PROBLEM DETAILS:
Which of the lines in the data below contain the string "with"? Copy each of them.

═════ RECORDS FOR THIS TASK

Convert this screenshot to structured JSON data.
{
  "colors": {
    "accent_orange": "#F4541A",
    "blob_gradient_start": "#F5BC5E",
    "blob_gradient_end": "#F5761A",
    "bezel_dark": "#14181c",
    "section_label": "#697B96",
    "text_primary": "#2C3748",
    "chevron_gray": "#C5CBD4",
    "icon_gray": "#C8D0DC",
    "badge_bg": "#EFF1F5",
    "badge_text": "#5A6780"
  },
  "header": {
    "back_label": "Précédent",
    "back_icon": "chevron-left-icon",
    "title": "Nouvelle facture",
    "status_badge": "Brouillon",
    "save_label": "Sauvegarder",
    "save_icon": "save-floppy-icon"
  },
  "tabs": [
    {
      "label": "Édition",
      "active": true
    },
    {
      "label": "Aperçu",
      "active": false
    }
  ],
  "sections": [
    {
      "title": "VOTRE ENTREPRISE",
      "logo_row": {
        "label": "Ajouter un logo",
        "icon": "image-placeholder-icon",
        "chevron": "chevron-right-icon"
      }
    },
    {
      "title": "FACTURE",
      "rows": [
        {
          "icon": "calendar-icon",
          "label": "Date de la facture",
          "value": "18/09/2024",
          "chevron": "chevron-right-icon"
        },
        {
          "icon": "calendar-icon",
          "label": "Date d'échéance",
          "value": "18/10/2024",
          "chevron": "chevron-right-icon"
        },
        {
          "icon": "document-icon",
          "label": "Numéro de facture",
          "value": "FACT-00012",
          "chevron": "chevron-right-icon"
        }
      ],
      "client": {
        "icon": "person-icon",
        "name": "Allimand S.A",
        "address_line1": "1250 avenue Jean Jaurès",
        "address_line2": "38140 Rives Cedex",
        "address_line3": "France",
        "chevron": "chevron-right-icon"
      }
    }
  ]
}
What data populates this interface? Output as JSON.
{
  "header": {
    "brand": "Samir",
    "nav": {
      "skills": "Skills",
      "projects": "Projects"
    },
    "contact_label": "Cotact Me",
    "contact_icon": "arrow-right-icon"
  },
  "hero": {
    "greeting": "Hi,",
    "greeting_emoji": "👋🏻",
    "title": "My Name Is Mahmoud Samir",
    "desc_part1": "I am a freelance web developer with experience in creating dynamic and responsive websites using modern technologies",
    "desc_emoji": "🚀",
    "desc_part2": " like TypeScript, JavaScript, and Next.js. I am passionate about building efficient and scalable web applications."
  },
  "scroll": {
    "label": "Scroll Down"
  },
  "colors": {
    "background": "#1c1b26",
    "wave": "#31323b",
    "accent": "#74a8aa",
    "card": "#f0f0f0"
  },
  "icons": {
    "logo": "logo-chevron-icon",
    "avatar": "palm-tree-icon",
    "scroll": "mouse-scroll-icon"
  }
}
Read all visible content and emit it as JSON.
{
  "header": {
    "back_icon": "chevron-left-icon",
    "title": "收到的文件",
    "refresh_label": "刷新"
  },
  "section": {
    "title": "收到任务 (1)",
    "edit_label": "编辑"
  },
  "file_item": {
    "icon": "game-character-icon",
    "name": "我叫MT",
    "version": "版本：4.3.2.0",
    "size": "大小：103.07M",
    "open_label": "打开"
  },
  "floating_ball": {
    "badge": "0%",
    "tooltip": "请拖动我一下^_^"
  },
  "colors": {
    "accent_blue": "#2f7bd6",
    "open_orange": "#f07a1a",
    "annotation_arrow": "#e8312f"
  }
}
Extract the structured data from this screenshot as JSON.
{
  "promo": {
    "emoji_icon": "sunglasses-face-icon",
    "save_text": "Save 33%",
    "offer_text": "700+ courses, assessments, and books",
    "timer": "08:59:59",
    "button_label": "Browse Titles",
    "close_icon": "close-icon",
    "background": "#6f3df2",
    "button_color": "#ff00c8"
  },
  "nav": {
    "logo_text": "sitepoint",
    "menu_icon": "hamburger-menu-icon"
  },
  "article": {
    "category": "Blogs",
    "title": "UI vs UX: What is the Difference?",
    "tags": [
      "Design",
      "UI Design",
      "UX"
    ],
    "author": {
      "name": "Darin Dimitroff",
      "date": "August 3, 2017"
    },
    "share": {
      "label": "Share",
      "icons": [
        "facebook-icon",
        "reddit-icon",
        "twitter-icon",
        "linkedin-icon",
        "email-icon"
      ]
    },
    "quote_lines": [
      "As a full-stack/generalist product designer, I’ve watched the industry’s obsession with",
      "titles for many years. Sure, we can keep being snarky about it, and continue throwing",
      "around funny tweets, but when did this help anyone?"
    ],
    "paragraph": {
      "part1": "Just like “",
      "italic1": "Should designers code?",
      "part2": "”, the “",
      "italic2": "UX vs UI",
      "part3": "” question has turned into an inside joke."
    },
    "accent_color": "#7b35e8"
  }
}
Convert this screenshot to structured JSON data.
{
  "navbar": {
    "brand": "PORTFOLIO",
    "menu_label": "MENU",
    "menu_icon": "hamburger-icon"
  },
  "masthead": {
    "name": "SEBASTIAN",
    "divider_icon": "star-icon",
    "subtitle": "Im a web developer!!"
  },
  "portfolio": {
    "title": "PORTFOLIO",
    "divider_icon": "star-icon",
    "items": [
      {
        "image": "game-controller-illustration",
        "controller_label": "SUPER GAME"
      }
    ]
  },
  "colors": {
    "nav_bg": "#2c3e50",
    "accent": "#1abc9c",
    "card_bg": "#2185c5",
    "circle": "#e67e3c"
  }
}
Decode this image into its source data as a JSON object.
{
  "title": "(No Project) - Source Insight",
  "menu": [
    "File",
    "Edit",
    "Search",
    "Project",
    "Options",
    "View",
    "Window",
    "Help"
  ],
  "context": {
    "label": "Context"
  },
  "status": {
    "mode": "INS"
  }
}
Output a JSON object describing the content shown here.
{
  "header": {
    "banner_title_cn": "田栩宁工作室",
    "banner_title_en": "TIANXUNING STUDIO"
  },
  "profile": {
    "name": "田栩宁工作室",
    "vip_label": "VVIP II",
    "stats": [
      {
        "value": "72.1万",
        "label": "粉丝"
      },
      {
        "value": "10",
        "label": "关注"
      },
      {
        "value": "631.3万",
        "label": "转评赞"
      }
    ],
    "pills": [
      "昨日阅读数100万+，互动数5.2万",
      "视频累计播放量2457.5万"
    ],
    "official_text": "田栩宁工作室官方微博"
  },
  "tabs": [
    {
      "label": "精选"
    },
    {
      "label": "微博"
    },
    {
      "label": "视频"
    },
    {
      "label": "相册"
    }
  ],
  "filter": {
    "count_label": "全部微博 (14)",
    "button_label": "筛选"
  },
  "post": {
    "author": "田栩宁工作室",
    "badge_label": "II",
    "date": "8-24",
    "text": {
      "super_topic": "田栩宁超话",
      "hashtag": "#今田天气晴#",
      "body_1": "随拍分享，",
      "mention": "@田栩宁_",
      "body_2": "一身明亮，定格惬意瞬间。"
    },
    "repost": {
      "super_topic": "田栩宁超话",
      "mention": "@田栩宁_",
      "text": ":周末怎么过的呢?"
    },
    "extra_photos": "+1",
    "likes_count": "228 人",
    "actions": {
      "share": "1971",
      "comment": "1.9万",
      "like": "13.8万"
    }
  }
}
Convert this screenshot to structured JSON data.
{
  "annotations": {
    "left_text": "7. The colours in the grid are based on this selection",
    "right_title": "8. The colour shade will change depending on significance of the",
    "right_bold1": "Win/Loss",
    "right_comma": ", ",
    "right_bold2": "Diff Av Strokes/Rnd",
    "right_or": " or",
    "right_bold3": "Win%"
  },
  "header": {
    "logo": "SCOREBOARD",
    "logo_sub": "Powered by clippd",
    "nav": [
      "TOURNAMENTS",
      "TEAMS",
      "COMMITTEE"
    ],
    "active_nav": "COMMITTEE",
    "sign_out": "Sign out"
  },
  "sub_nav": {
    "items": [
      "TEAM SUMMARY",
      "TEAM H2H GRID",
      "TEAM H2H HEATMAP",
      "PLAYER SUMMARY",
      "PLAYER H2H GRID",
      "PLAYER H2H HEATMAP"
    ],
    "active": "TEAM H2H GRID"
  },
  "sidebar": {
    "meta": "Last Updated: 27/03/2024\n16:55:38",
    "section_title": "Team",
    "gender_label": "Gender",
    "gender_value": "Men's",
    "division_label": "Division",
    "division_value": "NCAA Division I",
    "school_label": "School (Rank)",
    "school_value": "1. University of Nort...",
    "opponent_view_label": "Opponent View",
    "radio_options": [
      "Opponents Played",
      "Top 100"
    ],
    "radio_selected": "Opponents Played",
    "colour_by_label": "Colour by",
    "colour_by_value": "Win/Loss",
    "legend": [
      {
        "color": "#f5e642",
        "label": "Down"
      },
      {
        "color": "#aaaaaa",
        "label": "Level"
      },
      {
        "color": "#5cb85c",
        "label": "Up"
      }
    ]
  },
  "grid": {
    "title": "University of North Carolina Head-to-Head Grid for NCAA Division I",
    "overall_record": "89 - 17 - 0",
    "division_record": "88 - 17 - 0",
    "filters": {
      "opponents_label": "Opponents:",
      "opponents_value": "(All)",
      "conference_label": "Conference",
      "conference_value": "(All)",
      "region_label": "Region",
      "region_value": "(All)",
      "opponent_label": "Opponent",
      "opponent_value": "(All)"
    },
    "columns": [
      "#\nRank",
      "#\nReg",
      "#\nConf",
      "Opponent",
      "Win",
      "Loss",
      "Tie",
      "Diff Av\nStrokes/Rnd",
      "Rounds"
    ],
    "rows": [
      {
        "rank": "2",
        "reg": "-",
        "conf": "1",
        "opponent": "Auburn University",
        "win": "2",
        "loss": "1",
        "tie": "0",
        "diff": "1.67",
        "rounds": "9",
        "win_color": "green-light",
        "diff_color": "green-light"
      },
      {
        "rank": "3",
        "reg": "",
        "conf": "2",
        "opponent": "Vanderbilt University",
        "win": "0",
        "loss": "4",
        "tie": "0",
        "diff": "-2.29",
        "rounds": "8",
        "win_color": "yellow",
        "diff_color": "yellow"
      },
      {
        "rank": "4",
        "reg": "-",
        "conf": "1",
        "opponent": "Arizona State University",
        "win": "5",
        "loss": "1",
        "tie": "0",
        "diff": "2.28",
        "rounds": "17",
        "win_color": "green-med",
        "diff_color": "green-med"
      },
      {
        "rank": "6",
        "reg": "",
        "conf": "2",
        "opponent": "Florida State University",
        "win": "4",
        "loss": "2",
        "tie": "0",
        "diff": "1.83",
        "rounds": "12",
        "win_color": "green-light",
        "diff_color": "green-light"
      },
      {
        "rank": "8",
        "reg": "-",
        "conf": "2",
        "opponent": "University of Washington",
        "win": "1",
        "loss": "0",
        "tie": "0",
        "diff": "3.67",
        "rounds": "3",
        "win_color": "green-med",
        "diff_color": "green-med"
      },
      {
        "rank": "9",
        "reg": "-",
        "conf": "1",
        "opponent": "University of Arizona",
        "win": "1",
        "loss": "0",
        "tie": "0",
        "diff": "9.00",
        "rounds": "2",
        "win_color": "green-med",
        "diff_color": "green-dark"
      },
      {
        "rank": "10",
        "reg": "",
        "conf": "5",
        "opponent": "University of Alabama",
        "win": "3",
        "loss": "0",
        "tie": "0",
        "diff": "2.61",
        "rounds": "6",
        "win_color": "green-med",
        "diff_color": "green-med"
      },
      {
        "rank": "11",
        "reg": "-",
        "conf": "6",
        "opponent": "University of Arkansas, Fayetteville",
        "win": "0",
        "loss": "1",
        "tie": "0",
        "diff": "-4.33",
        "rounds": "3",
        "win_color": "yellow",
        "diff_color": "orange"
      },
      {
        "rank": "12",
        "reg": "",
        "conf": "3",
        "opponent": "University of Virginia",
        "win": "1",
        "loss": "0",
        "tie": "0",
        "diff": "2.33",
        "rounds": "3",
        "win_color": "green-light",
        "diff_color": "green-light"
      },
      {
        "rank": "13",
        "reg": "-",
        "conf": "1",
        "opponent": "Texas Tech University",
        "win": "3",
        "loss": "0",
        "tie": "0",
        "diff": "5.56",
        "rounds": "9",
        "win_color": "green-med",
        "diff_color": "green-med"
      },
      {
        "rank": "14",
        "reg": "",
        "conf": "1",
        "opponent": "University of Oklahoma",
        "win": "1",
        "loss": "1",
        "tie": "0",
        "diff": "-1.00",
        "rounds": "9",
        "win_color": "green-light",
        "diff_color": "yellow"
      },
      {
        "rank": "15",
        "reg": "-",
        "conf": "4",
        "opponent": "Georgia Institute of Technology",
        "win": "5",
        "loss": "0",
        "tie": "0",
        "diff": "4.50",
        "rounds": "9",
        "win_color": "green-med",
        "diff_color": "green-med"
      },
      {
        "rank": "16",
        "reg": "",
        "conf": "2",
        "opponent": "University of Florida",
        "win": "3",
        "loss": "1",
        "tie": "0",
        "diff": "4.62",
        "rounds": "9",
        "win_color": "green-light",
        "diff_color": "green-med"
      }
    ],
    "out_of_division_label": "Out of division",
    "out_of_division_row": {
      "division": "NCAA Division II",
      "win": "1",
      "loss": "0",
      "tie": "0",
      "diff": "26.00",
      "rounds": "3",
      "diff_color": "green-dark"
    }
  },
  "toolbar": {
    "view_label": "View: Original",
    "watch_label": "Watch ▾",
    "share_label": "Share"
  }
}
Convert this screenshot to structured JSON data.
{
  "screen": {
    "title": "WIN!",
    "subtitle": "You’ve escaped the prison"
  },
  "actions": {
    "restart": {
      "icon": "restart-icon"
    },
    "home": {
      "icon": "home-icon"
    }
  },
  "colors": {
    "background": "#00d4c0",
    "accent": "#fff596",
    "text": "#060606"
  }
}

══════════

ANSWER SPACE:
    "desc_part1": "I am a freelance web developer with experience in creating dynamic and responsive websites using modern technologies",
      "As a full-stack/generalist product designer, I’ve watched the industry’s obsession with",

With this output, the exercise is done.